Access isn’t perfect, either, especially if one attends a small or rural high school. Even schools in sizable cities typically offer just a selection from the full AP menu. (Online offerings can lengthen that list, but it’s not quite the same.) Access within a school may be limited, too, whether because of capacity issues—not enough teachers, classrooms, schedule flexibility—or because entry into AP classes remains “gated,” i.e., requires a teacher recommendation, course prerequisites, or a certain GPA. Like all gifted programs, mindsets need to be changed throughout the system about who should take part in AP and how best to ensure that all kids who would do well in its classrooms are given seats there and helped to succeed.

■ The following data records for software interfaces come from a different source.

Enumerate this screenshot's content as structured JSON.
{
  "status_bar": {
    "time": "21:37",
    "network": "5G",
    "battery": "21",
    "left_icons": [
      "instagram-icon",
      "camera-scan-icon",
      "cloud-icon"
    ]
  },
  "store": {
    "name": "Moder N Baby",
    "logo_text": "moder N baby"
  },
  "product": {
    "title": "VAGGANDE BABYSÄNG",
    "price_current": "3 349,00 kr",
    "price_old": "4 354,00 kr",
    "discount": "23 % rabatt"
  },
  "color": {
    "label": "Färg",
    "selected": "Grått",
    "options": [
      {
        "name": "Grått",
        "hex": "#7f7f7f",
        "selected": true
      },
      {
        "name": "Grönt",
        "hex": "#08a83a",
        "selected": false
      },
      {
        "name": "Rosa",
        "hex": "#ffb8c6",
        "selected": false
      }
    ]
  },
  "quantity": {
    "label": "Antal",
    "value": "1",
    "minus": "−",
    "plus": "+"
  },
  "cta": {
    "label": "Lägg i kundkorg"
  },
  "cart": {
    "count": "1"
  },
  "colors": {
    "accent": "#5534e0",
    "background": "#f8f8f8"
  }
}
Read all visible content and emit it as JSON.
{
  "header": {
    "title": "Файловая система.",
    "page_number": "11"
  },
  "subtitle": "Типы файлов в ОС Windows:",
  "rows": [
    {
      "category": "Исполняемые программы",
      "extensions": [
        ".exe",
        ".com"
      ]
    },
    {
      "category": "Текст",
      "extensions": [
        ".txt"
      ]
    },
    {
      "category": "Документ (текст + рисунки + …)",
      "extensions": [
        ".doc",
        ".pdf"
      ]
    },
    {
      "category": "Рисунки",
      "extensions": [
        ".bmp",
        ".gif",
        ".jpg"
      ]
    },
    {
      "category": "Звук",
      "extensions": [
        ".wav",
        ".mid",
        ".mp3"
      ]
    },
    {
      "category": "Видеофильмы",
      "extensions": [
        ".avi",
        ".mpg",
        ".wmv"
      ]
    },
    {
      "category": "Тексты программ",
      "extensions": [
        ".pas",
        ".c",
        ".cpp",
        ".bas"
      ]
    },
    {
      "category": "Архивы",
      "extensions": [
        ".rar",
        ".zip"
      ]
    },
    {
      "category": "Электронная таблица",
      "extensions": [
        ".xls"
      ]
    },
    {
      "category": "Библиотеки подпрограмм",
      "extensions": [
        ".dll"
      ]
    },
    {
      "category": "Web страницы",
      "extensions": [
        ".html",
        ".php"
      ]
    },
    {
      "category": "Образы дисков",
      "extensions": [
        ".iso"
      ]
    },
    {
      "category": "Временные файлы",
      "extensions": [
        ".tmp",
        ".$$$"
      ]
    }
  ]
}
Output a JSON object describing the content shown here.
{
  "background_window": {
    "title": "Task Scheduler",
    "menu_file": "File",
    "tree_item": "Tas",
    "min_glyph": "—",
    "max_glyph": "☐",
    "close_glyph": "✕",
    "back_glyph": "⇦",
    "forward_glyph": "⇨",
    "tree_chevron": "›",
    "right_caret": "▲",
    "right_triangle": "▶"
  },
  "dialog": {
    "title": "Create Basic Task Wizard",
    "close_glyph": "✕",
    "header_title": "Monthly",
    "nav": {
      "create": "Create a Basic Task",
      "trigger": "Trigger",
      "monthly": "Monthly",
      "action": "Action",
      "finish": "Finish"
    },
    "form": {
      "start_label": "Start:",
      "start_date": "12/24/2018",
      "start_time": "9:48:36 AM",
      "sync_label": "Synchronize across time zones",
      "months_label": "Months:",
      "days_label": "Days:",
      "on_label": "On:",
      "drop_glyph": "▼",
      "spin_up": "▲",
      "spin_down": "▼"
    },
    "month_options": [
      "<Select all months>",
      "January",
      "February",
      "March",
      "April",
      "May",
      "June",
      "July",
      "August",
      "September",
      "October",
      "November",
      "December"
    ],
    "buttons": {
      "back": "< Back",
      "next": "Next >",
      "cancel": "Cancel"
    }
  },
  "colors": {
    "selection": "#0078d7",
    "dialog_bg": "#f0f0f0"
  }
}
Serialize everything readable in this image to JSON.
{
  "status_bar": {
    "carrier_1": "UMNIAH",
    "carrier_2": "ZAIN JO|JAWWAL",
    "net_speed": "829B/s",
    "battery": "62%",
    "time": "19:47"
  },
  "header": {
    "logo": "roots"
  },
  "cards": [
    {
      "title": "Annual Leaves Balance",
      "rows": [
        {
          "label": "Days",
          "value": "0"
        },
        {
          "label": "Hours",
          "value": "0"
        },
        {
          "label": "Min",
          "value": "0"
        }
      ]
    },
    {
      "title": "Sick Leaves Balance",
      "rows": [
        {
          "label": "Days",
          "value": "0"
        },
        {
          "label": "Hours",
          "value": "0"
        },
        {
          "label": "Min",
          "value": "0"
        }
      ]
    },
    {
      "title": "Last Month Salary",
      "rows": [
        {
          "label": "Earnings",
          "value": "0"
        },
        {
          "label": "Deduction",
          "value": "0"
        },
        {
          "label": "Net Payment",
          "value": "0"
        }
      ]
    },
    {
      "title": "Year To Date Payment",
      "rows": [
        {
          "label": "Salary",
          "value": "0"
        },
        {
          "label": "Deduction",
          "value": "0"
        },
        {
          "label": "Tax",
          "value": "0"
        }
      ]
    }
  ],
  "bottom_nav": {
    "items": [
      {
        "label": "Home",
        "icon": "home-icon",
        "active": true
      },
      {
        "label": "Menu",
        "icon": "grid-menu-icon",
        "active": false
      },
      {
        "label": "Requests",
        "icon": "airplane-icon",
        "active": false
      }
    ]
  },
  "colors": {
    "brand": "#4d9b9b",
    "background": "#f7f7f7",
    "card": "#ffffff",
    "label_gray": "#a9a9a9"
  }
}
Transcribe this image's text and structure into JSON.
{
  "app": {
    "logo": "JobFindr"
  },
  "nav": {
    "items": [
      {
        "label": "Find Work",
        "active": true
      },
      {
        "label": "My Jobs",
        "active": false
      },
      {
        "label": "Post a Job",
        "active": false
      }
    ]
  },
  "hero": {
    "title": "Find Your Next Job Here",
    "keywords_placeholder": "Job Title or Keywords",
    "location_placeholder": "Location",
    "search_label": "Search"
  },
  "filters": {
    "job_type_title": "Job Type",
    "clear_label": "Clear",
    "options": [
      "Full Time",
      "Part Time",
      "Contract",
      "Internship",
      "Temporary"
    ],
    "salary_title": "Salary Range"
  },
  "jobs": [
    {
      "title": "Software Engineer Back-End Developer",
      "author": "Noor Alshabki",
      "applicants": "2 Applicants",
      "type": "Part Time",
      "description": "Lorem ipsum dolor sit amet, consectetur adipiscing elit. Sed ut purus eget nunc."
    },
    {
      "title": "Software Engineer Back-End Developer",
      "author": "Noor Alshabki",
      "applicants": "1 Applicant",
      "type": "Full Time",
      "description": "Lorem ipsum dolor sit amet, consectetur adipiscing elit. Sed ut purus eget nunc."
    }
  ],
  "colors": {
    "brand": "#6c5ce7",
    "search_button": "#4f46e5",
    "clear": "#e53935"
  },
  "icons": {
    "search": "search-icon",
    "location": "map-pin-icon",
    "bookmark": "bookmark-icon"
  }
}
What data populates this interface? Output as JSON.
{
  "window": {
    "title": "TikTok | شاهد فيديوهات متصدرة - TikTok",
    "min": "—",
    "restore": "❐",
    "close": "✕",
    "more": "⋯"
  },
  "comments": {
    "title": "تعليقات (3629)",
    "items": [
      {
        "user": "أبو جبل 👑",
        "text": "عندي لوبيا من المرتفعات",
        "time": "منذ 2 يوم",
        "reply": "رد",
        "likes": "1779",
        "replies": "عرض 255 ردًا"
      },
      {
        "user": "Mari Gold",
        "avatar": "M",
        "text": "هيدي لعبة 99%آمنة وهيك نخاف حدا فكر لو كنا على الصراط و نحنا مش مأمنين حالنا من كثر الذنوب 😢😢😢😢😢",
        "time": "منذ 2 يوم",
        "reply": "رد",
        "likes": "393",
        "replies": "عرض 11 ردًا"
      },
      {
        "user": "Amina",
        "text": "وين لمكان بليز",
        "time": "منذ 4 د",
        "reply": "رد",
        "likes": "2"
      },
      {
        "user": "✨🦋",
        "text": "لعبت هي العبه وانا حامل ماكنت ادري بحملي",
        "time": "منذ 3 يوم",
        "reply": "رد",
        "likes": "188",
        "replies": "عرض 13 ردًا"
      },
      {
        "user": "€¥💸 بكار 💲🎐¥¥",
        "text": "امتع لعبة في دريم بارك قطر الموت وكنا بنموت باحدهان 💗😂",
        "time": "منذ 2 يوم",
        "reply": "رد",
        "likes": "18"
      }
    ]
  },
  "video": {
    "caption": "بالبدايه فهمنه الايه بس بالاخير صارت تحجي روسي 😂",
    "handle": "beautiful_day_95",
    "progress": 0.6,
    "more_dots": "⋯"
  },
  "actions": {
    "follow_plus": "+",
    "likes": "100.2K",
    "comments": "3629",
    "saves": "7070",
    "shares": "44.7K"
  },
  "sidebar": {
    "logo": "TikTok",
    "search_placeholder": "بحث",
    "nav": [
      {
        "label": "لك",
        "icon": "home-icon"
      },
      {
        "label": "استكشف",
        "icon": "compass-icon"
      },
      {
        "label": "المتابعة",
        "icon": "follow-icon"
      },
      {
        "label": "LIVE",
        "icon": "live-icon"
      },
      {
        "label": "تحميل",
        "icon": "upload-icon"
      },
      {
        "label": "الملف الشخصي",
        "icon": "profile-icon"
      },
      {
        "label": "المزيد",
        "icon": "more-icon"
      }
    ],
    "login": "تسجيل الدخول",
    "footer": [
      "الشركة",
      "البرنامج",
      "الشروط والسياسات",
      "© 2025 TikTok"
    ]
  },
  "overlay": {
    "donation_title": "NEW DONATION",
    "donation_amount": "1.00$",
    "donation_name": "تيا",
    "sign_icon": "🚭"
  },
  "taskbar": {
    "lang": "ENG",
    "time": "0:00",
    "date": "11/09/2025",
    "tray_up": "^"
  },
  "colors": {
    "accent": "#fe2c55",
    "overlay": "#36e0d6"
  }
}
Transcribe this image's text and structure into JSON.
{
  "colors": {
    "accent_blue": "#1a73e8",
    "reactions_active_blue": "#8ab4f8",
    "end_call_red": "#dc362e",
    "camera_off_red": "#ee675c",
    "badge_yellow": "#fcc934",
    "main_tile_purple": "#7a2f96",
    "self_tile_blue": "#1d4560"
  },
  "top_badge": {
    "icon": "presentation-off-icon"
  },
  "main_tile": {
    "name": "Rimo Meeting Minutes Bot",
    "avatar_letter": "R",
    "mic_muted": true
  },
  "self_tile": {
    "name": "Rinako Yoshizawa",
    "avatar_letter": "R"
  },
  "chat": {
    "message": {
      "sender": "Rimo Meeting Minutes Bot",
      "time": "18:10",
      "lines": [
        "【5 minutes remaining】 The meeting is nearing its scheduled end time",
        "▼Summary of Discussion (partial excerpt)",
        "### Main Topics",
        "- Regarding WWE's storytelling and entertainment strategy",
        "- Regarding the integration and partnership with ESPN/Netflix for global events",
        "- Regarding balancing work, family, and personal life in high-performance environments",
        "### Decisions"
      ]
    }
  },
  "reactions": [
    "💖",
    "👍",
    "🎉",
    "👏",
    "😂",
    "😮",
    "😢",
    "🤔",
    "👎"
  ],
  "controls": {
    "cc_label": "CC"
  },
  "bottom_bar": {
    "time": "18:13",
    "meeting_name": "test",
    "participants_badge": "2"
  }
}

Finally, we need to note that a few dozen colleges, mostly the elite private kind, are less and less willing to confer actual credit on the basis of AP results or any other work done in high school, and may even require scores of 5—instead of the traditional 3—before honoring AP in making course placements.

All that said, Advanced Placement remains the closest thing America has to a quality, large-scale “gifted and talented” program at the high school level. The time is at hand for educators and advocates to recognize that and embrace the opportunities it provides to deliver the kind of education that high-ability young people need and—we earnestly believe—deserve.

Chester E. Finn, Jr., is a Distinguished Senior Fellow and President Emeritus of the Thomas B. Fordham Institute. Andrew Scanlan is a research and policy associate at the Fordham Institute. 

The views expressed herein represents the opinion of the author and not necessarily the National Association for Gifted Children.